Israeli authorities destroy three homes in al-Walaje, a village that was partially annexed to Jerusalem, yet has been totally neglected by the municipality.
By Aviv Tatarsky
Israeli authorities demolished three homes in the Palestinian village of al-Walaja on Tuesday. Bulldozers accompanied by Israeli soldiers raided the village at approximately 4 a.m. and began demolishing a home with two units that have yet to be occupied, a family home of five, and a home of Mahmoud, a young man who just got engaged.
The demolitions in the village are part of a larger wave of home demolitions across the West Bank over the last months, including in Khirbet Tana, Umm al-Khir, the Bedouin communities between Jerusalem and the settlement of Ma’ale Adumim, and more.
Hundreds of people have lost their homes and entire communities are in danger of expulsion. Settler groups such as Regavim, along with people such as MK Moti Yogev (Jewish Home) have been putting pressure on the authorities to carry out the demolitions, whose entire purpose is to expel Palestinians from Area C of the West Bank, under full Israeli civil and military control. The Jewish Home party’s formal plan is to annex Area C to Israel, leaving the rest of the Palestinians imprisoned in Areas A and B.
From the first day we came to stand alongside al-Walaja, the residents of the village have told us: “Israel doesn’t want us here, the state is trying to remove us.”
The demolitions in al-Walaja may have far-reaching consequences, beyond the three the homes that were destroyed. Ever since the beginning of the construction of the separation wall, which has disconnected the village from Jerusalem — and despite the fact that nearly a third of the village was annexed to and is considered part of Jerusalem’s municipal jurisdiction — Israel refrained from demolition homes there. In North Jerusalem, too, there are eight Palestinian villages — where over 100,000 East Jerusalemites live — that were disconnected from the city by the separation wall. The municipality stopped demolishing houses in every single village left behind the wall — a cold comfort when considering the total neglect of these neighborhoods.
The sight of a demolished home is a horrible thing.
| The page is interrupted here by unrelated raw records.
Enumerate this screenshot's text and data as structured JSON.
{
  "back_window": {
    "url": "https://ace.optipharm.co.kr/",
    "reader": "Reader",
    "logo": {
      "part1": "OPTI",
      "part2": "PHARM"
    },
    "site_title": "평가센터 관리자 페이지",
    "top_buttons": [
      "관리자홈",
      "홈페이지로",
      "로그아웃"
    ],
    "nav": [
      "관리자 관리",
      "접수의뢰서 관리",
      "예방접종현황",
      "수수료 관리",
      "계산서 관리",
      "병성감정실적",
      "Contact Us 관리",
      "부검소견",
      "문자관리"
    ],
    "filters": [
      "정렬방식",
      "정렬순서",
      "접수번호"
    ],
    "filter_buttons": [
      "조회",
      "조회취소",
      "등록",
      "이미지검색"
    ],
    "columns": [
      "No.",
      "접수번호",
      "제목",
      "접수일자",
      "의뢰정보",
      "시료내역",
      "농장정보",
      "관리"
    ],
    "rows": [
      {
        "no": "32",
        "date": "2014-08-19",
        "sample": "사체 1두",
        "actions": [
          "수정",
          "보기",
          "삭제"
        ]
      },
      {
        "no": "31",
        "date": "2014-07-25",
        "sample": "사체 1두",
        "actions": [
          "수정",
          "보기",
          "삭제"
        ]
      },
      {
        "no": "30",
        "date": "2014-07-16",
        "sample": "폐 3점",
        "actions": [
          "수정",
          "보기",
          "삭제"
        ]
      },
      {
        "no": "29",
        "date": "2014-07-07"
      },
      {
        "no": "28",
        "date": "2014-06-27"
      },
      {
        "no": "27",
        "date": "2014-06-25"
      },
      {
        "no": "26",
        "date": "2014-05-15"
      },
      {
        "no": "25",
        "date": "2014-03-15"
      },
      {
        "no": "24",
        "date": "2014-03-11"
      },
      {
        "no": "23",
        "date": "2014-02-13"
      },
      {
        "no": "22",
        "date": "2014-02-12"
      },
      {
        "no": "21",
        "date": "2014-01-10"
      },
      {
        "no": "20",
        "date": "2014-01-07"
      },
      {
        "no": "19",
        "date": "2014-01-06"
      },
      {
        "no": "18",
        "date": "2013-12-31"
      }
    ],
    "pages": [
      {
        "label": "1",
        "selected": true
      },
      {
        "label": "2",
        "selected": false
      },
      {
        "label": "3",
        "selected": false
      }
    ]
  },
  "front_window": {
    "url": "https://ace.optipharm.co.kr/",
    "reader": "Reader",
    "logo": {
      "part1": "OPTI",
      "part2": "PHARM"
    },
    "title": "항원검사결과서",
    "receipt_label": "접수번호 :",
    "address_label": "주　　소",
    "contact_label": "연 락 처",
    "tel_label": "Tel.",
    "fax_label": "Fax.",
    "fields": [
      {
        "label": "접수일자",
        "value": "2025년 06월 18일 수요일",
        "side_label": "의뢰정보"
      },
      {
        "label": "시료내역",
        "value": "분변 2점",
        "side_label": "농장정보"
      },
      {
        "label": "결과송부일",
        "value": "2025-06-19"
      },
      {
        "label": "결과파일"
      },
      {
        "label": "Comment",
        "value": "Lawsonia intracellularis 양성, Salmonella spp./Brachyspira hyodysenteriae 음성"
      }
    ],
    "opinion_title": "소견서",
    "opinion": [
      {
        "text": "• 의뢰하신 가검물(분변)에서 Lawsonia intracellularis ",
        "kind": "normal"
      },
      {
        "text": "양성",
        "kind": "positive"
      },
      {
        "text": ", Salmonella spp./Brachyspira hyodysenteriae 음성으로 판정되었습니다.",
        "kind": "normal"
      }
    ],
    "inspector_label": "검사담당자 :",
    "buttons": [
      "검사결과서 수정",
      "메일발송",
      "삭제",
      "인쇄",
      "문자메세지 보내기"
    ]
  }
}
It is difficult to see a family that, just moments ago, lost their house. I visited Mahmoud’s family a day after the demolition. His father, Maher, spoke with a measured, soft voice, showing...Read More